From the testing, it was clear the tractor will be a productive tool around the grounds. We decided an investment in the purpose-built Motenergy would be worthwhile. The 48 V, permanent-magnet DC motor with a 1-inch shaft will have enough power for the stacked pulley that also drives the mower deck. However, the bigger motor will work well within its load range and will heat up less, and will be more efficient.
Switching the two motors was a matter of unbolting the first one and using the same mounting plate for the new motor. Both motors have a standard NEMA C bolt pattern, so the holes matched up perfectly—and the cable attachment was also a match. Then all we needed to do was remount the mower deck.
This is a great example of building a balanced system. When the tractor had the small motor, small batteries, and a relatively light load, it provided good power and range. Once we increased the motor size, we could add more load, like the mower deck. However, the batteries were not up to the task. Monitoring how much “mowing range” the original batteries provided gave us an understanding for how we’d need to upgrade. The smaller batteries let us mow just barely a quarter-acre, if they had a full charge and we were careful not to waste energy. Increasing the battery capacity to four quality small, flooded lead-acid automotive batteries in the 40 to 60 Ah range was necessary to get an acceptable mowing range of our quarter-acre lawn, with a little extra for insurance. A nearby salvage yard sells used batteries for $35 each. Even better would be to use 12 V deep-cycle batteries, similar to those intended for golf carts.
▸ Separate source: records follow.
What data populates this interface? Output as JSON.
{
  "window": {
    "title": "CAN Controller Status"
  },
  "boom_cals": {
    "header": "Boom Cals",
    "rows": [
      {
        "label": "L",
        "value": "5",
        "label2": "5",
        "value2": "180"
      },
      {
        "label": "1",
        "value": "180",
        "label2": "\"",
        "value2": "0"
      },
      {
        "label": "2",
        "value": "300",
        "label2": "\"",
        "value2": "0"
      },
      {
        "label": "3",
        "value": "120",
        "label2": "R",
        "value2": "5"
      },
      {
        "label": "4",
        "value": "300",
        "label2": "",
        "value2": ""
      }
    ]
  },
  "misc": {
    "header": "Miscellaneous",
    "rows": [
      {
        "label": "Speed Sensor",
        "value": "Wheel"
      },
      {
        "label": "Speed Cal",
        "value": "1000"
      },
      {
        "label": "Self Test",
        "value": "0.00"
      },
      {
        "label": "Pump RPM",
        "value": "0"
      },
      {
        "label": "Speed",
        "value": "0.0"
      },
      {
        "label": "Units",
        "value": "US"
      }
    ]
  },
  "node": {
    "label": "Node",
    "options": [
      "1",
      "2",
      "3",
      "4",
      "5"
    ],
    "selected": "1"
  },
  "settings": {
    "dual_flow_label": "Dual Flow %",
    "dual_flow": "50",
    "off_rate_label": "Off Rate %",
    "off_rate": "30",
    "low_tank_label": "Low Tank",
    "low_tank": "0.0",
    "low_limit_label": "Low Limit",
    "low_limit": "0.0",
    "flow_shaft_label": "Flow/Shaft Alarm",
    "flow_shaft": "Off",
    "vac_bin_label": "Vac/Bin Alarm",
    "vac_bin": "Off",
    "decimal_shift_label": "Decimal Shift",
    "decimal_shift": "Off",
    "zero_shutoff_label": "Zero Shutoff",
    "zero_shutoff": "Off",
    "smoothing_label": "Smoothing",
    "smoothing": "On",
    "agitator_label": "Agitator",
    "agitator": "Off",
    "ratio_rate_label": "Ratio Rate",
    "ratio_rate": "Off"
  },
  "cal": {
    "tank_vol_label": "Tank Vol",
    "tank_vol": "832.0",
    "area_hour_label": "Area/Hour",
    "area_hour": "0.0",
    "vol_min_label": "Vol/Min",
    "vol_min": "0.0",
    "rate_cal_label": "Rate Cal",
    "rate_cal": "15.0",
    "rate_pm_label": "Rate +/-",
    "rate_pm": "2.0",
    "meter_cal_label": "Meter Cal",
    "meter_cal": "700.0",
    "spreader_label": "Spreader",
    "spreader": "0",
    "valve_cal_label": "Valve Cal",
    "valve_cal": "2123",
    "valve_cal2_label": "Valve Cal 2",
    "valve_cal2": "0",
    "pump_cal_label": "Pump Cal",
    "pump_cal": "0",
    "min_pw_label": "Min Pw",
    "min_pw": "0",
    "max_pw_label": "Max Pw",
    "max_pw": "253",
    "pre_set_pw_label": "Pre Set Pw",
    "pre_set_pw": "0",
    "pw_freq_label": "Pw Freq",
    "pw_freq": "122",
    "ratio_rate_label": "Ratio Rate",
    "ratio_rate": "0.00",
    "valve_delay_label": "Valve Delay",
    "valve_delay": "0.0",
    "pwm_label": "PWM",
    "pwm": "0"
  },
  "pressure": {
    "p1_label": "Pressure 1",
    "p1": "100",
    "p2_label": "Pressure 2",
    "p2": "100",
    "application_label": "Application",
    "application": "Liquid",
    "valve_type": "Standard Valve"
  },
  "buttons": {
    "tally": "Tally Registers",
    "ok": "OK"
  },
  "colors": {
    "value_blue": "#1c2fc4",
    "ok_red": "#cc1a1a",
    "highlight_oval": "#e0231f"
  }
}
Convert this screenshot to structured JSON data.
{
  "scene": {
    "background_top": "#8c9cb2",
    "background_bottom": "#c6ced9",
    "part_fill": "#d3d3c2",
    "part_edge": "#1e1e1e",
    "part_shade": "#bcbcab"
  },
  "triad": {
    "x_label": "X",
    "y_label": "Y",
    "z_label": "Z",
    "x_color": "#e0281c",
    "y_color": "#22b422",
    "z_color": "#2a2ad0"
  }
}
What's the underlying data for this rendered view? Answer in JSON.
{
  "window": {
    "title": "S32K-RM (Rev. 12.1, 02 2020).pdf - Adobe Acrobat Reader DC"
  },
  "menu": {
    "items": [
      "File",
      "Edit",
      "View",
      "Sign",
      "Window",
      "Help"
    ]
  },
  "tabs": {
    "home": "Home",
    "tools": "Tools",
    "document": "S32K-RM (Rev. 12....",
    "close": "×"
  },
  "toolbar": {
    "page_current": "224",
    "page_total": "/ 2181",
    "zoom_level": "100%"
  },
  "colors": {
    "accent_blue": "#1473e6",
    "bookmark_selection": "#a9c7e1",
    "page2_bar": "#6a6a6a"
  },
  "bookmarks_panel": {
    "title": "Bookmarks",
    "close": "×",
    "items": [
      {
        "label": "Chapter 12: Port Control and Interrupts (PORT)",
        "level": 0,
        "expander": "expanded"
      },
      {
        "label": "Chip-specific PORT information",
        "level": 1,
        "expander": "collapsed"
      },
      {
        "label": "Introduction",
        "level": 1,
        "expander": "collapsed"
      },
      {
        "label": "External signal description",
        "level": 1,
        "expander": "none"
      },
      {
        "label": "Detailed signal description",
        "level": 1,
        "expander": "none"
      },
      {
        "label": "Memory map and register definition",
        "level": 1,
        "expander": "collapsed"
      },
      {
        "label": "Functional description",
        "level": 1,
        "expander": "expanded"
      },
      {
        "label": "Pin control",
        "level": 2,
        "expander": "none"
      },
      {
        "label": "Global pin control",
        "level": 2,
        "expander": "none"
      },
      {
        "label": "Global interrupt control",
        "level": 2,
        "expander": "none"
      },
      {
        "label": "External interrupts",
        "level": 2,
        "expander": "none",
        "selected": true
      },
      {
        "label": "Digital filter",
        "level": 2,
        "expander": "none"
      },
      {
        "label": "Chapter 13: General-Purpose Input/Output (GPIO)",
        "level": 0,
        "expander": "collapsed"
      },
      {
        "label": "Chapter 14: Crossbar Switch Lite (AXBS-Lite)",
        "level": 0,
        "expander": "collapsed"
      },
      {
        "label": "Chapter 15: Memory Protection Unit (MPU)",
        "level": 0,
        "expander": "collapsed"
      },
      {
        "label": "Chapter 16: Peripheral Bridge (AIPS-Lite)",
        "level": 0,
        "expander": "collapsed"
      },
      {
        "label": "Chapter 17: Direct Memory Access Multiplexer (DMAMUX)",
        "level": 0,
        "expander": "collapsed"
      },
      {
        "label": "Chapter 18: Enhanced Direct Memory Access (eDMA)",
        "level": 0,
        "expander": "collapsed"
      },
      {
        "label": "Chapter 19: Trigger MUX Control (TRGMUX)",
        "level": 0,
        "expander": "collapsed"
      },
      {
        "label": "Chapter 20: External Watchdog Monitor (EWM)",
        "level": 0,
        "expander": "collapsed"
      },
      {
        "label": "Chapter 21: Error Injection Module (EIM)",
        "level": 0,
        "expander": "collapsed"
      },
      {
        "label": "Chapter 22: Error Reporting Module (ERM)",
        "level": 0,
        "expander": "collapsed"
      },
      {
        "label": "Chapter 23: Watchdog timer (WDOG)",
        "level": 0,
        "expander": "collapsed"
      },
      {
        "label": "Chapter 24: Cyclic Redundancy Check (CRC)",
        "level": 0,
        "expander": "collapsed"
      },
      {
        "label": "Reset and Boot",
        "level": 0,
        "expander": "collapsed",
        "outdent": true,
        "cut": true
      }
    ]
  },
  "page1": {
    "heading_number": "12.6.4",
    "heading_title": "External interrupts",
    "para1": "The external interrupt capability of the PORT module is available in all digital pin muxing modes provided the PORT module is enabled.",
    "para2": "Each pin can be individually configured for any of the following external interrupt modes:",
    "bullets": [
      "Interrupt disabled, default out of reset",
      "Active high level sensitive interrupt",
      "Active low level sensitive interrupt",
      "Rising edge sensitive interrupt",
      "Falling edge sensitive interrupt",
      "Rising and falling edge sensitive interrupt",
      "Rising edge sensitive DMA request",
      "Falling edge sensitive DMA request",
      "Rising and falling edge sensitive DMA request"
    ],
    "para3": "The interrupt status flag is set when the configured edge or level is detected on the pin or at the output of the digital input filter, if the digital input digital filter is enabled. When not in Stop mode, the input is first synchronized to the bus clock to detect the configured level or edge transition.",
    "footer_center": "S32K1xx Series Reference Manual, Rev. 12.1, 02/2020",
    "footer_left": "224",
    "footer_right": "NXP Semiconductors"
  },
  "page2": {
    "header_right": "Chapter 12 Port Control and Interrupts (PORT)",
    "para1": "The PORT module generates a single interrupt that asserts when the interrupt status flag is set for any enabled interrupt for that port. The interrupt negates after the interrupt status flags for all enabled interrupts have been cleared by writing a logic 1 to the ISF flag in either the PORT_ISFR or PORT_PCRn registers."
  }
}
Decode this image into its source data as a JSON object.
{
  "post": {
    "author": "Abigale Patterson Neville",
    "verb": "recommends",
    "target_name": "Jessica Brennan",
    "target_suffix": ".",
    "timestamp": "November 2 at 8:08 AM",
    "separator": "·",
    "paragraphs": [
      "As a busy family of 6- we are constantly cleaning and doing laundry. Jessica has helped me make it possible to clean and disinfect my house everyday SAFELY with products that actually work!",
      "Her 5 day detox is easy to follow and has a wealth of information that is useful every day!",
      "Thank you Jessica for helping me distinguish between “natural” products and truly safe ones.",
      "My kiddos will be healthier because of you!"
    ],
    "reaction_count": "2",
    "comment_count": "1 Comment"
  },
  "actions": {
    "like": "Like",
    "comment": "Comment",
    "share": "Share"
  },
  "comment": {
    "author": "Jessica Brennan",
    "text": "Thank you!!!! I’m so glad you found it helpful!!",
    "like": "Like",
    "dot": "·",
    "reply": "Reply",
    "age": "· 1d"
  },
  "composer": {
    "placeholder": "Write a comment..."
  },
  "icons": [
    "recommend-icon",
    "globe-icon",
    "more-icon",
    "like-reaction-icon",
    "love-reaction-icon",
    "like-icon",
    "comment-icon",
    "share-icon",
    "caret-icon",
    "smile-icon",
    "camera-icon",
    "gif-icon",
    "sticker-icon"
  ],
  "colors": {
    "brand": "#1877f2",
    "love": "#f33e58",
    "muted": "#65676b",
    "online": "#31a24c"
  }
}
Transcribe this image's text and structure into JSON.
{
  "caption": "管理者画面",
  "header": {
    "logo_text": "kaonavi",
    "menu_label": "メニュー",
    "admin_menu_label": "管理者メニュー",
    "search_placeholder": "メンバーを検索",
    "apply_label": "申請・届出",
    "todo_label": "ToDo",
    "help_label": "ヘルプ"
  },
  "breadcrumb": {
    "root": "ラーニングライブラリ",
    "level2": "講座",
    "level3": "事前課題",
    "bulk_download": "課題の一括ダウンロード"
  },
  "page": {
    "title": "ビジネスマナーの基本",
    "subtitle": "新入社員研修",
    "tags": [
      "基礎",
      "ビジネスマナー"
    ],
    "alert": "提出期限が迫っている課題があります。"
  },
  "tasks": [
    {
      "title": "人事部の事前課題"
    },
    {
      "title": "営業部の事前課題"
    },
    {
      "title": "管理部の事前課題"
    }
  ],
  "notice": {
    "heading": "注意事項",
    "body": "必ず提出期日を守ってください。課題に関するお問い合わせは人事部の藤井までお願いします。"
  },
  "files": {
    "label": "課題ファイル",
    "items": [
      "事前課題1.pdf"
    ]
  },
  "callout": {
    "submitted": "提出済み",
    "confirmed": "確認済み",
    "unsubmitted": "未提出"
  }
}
What will come after that? Adding function is simply a matter of adding another motor, so there are many options: a power take-off, hydraulics, etc. For now, though, it looks like the resident teenager has a lawn to mow!
Ted Dillard has been an avid gardener since childhood and is an evangelist for all things electric. He writes The Electric Chronicles (devoted to two-wheeled electric vehicles), and is the author of ...from Fossils to Flux, a basic guide to building an electric motorcycle. When he’s not in his garden or in his shop working on his next electric project, he can be found at evmc2.com.
Suppliers (Parts & Kits):
Electric Motorsport • electricmotorsport.com
EV Drives • evdrives.com
Motenergy • motenergy.com • Permanent magnet motor
Thunderstruck Motors • thunderstruck-ev.com